Each line below that contains "heading" should be counted. Give only the total.

(Records from a dataset)
######
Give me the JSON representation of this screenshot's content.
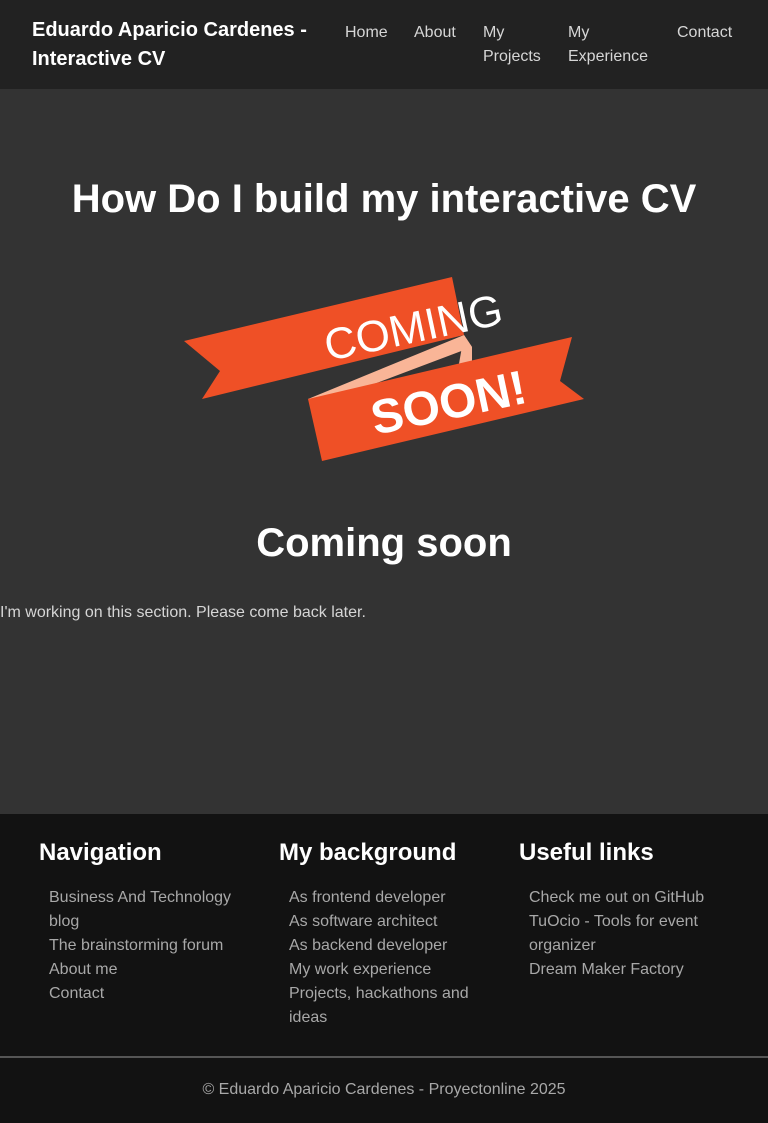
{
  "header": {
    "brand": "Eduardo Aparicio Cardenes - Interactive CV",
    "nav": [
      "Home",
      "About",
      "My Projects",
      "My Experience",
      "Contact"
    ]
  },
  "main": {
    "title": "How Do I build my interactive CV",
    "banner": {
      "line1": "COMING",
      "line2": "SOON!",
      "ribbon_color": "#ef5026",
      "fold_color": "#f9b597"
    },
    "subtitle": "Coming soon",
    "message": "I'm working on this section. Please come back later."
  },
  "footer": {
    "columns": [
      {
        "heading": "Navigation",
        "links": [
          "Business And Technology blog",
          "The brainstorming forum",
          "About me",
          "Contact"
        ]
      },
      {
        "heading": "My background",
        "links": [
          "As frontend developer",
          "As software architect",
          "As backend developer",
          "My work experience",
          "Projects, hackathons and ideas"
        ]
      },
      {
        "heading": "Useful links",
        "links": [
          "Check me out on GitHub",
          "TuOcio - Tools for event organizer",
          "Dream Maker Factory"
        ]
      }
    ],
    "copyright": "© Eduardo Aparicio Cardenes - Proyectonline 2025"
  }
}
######
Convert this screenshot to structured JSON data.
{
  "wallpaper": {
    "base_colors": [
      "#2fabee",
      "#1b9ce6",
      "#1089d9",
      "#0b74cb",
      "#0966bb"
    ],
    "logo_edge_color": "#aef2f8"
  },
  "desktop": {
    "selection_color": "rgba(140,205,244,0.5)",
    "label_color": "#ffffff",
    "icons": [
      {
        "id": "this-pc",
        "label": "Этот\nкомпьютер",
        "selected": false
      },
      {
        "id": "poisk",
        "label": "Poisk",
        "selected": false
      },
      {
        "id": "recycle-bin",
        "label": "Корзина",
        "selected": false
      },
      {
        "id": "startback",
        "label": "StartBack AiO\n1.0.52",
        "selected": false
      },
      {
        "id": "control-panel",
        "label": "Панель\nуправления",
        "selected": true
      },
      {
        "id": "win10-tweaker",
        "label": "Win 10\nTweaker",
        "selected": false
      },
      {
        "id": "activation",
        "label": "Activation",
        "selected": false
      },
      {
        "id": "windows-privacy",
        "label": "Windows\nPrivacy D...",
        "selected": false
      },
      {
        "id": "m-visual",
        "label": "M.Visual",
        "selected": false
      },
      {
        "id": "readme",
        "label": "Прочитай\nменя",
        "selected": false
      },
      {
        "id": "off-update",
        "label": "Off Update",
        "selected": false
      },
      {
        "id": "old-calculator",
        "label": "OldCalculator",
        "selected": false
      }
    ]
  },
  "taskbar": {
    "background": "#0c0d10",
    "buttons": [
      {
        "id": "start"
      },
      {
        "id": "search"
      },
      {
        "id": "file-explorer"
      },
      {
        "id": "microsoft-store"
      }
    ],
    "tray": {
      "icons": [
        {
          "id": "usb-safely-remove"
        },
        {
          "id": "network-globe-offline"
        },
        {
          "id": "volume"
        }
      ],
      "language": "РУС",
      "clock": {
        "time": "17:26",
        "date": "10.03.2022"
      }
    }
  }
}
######
_Expected answer_
3